**Work instruction**
Print out the entries, word for word.
************
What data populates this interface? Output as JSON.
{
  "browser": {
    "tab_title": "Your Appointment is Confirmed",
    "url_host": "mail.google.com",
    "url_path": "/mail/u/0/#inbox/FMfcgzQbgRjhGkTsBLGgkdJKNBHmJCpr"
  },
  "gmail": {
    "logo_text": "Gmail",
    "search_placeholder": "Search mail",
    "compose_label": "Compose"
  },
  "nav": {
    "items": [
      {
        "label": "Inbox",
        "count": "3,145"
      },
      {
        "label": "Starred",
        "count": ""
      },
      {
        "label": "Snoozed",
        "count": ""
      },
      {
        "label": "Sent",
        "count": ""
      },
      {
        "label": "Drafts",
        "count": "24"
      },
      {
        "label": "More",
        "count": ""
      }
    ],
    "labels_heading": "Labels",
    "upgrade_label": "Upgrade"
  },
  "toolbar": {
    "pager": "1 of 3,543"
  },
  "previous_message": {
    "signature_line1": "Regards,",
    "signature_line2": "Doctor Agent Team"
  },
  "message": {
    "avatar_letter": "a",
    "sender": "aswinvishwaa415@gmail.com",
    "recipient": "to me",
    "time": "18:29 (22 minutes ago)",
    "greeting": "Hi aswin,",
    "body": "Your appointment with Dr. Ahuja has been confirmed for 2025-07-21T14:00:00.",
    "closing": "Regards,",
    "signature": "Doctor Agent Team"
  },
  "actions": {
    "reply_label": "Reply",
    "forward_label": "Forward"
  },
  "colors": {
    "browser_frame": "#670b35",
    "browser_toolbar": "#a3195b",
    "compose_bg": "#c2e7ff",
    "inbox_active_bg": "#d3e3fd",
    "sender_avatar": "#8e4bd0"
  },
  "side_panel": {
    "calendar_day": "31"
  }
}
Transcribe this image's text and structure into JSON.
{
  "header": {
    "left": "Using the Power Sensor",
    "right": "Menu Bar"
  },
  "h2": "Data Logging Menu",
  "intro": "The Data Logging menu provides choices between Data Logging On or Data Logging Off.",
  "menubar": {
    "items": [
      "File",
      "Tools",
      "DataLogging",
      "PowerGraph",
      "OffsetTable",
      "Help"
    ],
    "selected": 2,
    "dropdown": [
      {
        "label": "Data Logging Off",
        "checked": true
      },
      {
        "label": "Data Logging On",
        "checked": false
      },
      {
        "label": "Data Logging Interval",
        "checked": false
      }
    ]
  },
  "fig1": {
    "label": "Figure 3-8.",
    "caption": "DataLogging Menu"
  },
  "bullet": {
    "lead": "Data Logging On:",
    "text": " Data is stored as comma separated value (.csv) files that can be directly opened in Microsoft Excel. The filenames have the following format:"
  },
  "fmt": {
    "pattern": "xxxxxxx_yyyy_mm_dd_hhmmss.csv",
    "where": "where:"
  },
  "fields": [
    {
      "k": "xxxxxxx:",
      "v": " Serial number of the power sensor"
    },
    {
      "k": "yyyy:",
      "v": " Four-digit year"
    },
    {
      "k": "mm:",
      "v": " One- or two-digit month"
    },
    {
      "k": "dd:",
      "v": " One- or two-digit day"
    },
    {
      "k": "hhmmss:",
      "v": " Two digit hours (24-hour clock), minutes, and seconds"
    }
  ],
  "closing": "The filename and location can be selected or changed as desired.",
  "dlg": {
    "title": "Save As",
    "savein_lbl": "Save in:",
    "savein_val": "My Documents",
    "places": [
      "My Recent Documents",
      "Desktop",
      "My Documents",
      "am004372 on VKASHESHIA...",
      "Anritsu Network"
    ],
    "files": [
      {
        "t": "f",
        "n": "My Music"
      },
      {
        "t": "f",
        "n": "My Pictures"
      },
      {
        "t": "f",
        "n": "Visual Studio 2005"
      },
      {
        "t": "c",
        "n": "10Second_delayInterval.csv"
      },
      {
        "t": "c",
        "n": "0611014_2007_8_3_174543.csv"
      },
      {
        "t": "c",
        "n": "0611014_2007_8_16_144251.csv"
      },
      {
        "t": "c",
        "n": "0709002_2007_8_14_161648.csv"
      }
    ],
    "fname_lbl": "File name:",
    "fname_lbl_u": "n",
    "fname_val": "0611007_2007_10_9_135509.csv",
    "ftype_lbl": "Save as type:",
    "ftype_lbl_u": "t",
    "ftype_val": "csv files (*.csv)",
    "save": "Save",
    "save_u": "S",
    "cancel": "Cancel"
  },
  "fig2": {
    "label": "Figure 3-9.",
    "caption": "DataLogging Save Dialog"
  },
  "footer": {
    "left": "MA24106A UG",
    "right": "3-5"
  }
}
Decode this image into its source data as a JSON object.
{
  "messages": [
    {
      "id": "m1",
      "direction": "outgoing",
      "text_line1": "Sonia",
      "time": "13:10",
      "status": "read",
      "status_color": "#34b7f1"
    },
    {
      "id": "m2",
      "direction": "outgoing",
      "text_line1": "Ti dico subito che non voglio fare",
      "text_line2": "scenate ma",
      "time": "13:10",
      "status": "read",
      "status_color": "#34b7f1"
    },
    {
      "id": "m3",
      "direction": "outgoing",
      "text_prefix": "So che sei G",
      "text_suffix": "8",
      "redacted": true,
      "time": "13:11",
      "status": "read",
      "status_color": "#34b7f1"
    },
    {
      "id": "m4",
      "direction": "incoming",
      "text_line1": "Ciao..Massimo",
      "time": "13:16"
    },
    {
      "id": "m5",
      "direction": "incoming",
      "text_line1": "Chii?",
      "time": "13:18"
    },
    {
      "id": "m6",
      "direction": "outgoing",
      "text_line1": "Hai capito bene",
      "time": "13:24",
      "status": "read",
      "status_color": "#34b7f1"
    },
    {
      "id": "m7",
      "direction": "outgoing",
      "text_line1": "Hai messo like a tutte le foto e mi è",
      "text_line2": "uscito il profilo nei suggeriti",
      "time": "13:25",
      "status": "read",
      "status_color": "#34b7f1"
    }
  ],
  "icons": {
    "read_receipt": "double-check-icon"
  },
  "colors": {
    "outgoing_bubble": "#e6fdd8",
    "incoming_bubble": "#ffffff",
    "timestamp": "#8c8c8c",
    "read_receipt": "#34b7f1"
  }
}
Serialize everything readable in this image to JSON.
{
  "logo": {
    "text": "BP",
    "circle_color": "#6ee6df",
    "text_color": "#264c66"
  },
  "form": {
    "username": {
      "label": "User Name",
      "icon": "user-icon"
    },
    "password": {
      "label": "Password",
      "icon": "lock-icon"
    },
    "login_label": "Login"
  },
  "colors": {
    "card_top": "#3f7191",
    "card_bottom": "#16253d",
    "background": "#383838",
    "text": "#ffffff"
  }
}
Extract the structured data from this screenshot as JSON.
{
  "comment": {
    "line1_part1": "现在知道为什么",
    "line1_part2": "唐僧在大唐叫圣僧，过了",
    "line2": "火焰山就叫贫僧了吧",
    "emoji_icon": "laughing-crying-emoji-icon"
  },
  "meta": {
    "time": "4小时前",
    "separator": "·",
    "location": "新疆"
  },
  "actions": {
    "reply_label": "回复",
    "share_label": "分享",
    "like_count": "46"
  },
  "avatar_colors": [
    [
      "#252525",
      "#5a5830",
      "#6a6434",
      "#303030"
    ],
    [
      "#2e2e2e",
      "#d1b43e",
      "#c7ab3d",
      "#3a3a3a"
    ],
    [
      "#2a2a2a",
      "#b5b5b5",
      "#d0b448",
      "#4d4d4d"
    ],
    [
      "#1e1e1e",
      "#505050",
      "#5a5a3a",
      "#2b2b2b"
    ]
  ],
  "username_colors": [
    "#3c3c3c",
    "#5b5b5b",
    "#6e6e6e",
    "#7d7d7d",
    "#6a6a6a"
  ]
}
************
**Response**
What data populates this interface? Output as JSON.
{
  "browser": {
    "tab_title": "Your Appointment is Confirmed",
    "url_host": "mail.google.com",
    "url_path": "/mail/u/0/#inbox/FMfcgzQbgRjhGkTsBLGgkdJKNBHmJCpr"
  },
  "gmail": {
    "logo_text": "Gmail",
    "search_placeholder": "Search mail",
    "compose_label": "Compose"
  },
  "nav": {
    "items": [
      {
        "label": "Inbox",
        "count": "3,145"
      },
      {
        "label": "Starred",
        "count": ""
      },
      {
        "label": "Snoozed",
        "count": ""
      },
      {
        "label": "Sent",
        "count": ""
      },
      {
        "label": "Drafts",
        "count": "24"
      },
      {
        "label": "More",
        "count": ""
      }
    ],
    "labels_heading": "Labels",
    "upgrade_label": "Upgrade"
  },
  "toolbar": {
    "pager": "1 of 3,543"
  },
  "previous_message": {
    "signature_line1": "Regards,",
    "signature_line2": "Doctor Agent Team"
  },
  "message": {
    "avatar_letter": "a",
    "sender": "aswinvishwaa415@gmail.com",
    "recipient": "to me",
    "time": "18:29 (22 minutes ago)",
    "greeting": "Hi aswin,",
    "body": "Your appointment with Dr. Ahuja has been confirmed for 2025-07-21T14:00:00.",
    "closing": "Regards,",
    "signature": "Doctor Agent Team"
  },
  "actions": {
    "reply_label": "Reply",
    "forward_label": "Forward"
  },
  "colors": {
    "browser_frame": "#670b35",
    "browser_toolbar": "#a3195b",
    "compose_bg": "#c2e7ff",
    "inbox_active_bg": "#d3e3fd",
    "sender_avatar": "#8e4bd0"
  },
  "side_panel": {
    "calendar_day": "31"
  }
}
Transcribe this image's text and structure into JSON.
{
  "header": {
    "left": "Using the Power Sensor",
    "right": "Menu Bar"
  },
  "h2": "Data Logging Menu",
  "intro": "The Data Logging menu provides choices between Data Logging On or Data Logging Off.",
  "menubar": {
    "items": [
      "File",
      "Tools",
      "DataLogging",
      "PowerGraph",
      "OffsetTable",
      "Help"
    ],
    "selected": 2,
    "dropdown": [
      {
        "label": "Data Logging Off",
        "checked": true
      },
      {
        "label": "Data Logging On",
        "checked": false
      },
      {
        "label": "Data Logging Interval",
        "checked": false
      }
    ]
  },
  "fig1": {
    "label": "Figure 3-8.",
    "caption": "DataLogging Menu"
  },
  "bullet": {
    "lead": "Data Logging On:",
    "text": " Data is stored as comma separated value (.csv) files that can be directly opened in Microsoft Excel. The filenames have the following format:"
  },
  "fmt": {
    "pattern": "xxxxxxx_yyyy_mm_dd_hhmmss.csv",
    "where": "where:"
  },
  "fields": [
    {
      "k": "xxxxxxx:",
      "v": " Serial number of the power sensor"
    },
    {
      "k": "yyyy:",
      "v": " Four-digit year"
    },
    {
      "k": "mm:",
      "v": " One- or two-digit month"
    },
    {
      "k": "dd:",
      "v": " One- or two-digit day"
    },
    {
      "k": "hhmmss:",
      "v": " Two digit hours (24-hour clock), minutes, and seconds"
    }
  ],
  "closing": "The filename and location can be selected or changed as desired.",
  "dlg": {
    "title": "Save As",
    "savein_lbl": "Save in:",
    "savein_val": "My Documents",
    "places": [
      "My Recent Documents",
      "Desktop",
      "My Documents",
      "am004372 on VKASHESHIA...",
      "Anritsu Network"
    ],
    "files": [
      {
        "t": "f",
        "n": "My Music"
      },
      {
        "t": "f",
        "n": "My Pictures"
      },
      {
        "t": "f",
        "n": "Visual Studio 2005"
      },
      {
        "t": "c",
        "n": "10Second_delayInterval.csv"
      },
      {
        "t": "c",
        "n": "0611014_2007_8_3_174543.csv"
      },
      {
        "t": "c",
        "n": "0611014_2007_8_16_144251.csv"
      },
      {
        "t": "c",
        "n": "0709002_2007_8_14_161648.csv"
      }
    ],
    "fname_lbl": "File name:",
    "fname_lbl_u": "n",
    "fname_val": "0611007_2007_10_9_135509.csv",
    "ftype_lbl": "Save as type:",
    "ftype_lbl_u": "t",
    "ftype_val": "csv files (*.csv)",
    "save": "Save",
    "save_u": "S",
    "cancel": "Cancel"
  },
  "fig2": {
    "label": "Figure 3-9.",
    "caption": "DataLogging Save Dialog"
  },
  "footer": {
    "left": "MA24106A UG",
    "right": "3-5"
  }
}
Decode this image into its source data as a JSON object.
{
  "messages": [
    {
      "id": "m1",
      "direction": "outgoing",
      "text_line1": "Sonia",
      "time": "13:10",
      "status": "read",
      "status_color": "#34b7f1"
    },
    {
      "id": "m2",
      "direction": "outgoing",
      "text_line1": "Ti dico subito che non voglio fare",
      "text_line2": "scenate ma",
      "time": "13:10",
      "status": "read",
      "status_color": "#34b7f1"
    },
    {
      "id": "m3",
      "direction": "outgoing",
      "text_prefix": "So che sei G",
      "text_suffix": "8",
      "redacted": true,
      "time": "13:11",
      "status": "read",
      "status_color": "#34b7f1"
    },
    {
      "id": "m4",
      "direction": "incoming",
      "text_line1": "Ciao..Massimo",
      "time": "13:16"
    },
    {
      "id": "m5",
      "direction": "incoming",
      "text_line1": "Chii?",
      "time": "13:18"
    },
    {
      "id": "m6",
      "direction": "outgoing",
      "text_line1": "Hai capito bene",
      "time": "13:24",
      "status": "read",
      "status_color": "#34b7f1"
    },
    {
      "id": "m7",
      "direction": "outgoing",
      "text_line1": "Hai messo like a tutte le foto e mi è",
      "text_line2": "uscito il profilo nei suggeriti",
      "time": "13:25",
      "status": "read",
      "status_color": "#34b7f1"
    }
  ],
  "icons": {
    "read_receipt": "double-check-icon"
  },
  "colors": {
    "outgoing_bubble": "#e6fdd8",
    "incoming_bubble": "#ffffff",
    "timestamp": "#8c8c8c",
    "read_receipt": "#34b7f1"
  }
}
Serialize everything readable in this image to JSON.
{
  "logo": {
    "text": "BP",
    "circle_color": "#6ee6df",
    "text_color": "#264c66"
  },
  "form": {
    "username": {
      "label": "User Name",
      "icon": "user-icon"
    },
    "password": {
      "label": "Password",
      "icon": "lock-icon"
    },
    "login_label": "Login"
  },
  "colors": {
    "card_top": "#3f7191",
    "card_bottom": "#16253d",
    "background": "#383838",
    "text": "#ffffff"
  }
}
Extract the structured data from this screenshot as JSON.
{
  "comment": {
    "line1_part1": "现在知道为什么",
    "line1_part2": "唐僧在大唐叫圣僧，过了",
    "line2": "火焰山就叫贫僧了吧",
    "emoji_icon": "laughing-crying-emoji-icon"
  },
  "meta": {
    "time": "4小时前",
    "separator": "·",
    "location": "新疆"
  },
  "actions": {
    "reply_label": "回复",
    "share_label": "分享",
    "like_count": "46"
  },
  "avatar_colors": [
    [
      "#252525",
      "#5a5830",
      "#6a6434",
      "#303030"
    ],
    [
      "#2e2e2e",
      "#d1b43e",
      "#c7ab3d",
      "#3a3a3a"
    ],
    [
      "#2a2a2a",
      "#b5b5b5",
      "#d0b448",
      "#4d4d4d"
    ],
    [
      "#1e1e1e",
      "#505050",
      "#5a5a3a",
      "#2b2b2b"
    ]
  ],
  "username_colors": [
    "#3c3c3c",
    "#5b5b5b",
    "#6e6e6e",
    "#7d7d7d",
    "#6a6a6a"
  ]
}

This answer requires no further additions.